Records for the task Block Start

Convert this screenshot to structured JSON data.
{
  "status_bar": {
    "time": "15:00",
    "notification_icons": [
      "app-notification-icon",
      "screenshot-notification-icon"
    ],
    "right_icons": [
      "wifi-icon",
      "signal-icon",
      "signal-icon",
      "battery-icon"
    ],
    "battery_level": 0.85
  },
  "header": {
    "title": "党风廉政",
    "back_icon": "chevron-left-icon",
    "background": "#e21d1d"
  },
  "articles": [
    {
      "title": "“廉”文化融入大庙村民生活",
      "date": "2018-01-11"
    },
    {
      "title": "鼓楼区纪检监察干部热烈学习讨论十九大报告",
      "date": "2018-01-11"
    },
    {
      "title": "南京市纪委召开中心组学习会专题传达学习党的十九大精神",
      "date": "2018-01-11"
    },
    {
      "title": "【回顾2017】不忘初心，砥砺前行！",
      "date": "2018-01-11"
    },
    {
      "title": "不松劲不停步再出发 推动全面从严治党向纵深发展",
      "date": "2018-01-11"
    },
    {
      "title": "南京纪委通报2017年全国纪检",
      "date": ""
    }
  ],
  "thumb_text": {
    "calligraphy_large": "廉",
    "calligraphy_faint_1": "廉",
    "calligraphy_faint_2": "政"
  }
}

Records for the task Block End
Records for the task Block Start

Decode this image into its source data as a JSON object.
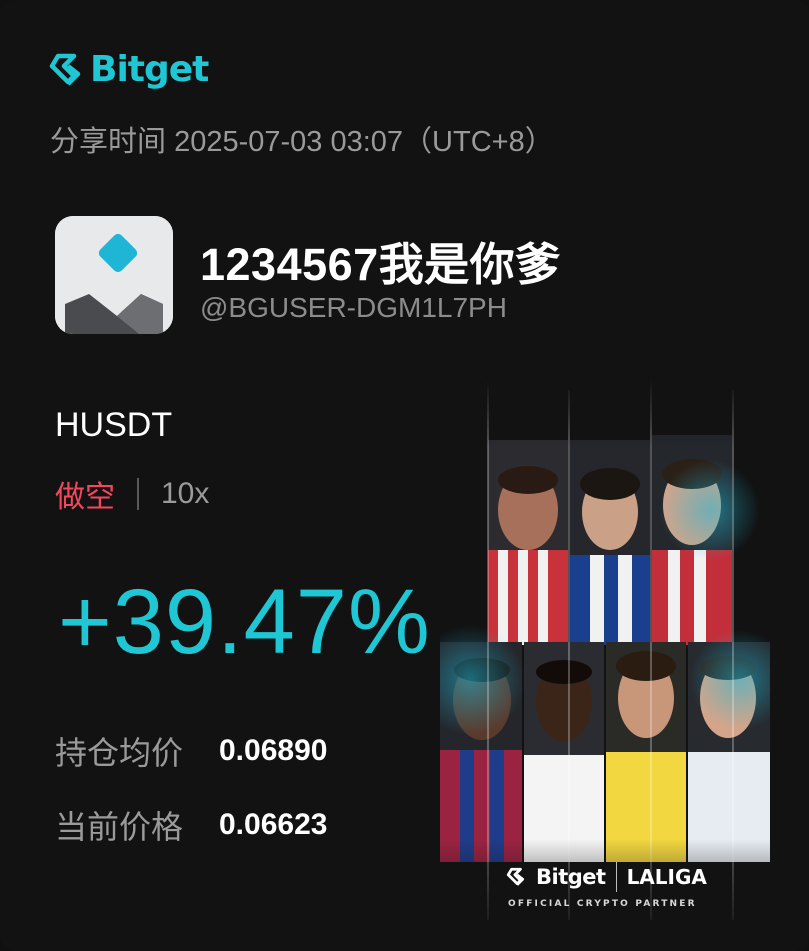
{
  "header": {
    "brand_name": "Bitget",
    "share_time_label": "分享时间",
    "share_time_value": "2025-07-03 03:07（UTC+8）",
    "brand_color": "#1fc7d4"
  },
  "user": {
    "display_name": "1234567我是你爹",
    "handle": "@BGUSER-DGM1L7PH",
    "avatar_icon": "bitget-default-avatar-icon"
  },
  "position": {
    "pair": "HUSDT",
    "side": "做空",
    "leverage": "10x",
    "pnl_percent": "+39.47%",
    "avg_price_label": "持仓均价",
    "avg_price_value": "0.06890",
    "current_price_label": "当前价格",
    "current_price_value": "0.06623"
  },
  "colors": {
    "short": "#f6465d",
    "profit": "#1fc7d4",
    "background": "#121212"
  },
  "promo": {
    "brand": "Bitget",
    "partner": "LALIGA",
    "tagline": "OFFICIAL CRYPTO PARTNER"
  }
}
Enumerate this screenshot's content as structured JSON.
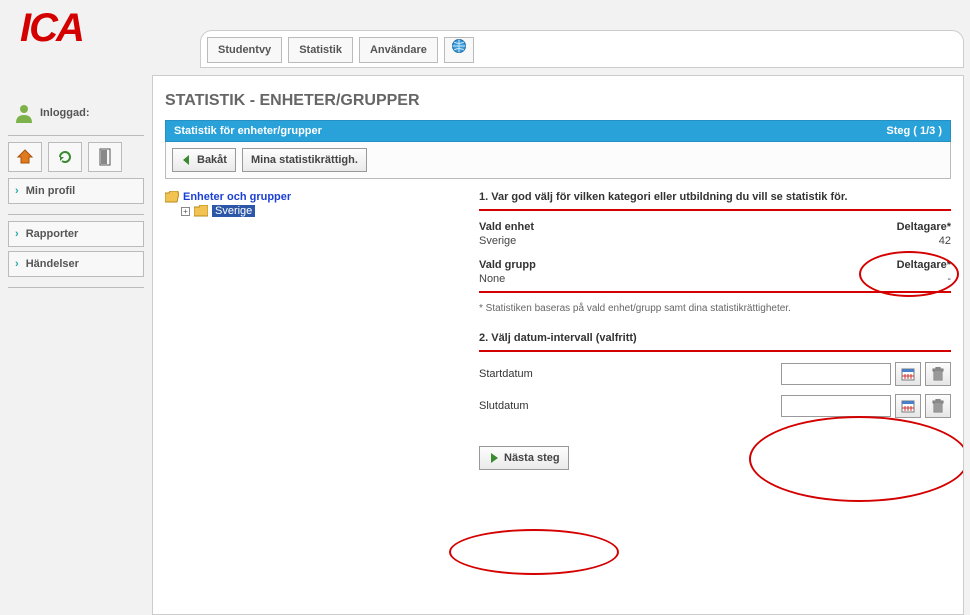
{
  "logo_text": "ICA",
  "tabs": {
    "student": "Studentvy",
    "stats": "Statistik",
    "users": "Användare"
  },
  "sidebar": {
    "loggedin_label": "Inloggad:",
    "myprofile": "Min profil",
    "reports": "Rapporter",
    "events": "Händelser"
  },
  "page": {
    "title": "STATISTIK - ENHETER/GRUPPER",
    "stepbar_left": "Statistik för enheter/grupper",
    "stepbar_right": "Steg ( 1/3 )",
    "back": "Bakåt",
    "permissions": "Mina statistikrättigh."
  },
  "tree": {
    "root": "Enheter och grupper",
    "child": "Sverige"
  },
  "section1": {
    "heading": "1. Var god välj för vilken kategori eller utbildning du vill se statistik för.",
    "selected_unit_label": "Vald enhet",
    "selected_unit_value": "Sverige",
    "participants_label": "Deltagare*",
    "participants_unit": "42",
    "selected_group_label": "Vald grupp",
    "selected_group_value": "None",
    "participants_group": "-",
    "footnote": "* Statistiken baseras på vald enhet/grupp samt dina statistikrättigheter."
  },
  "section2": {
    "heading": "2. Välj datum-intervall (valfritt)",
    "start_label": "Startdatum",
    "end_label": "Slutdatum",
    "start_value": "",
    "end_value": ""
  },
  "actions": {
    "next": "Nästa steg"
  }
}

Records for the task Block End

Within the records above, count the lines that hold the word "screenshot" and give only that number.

3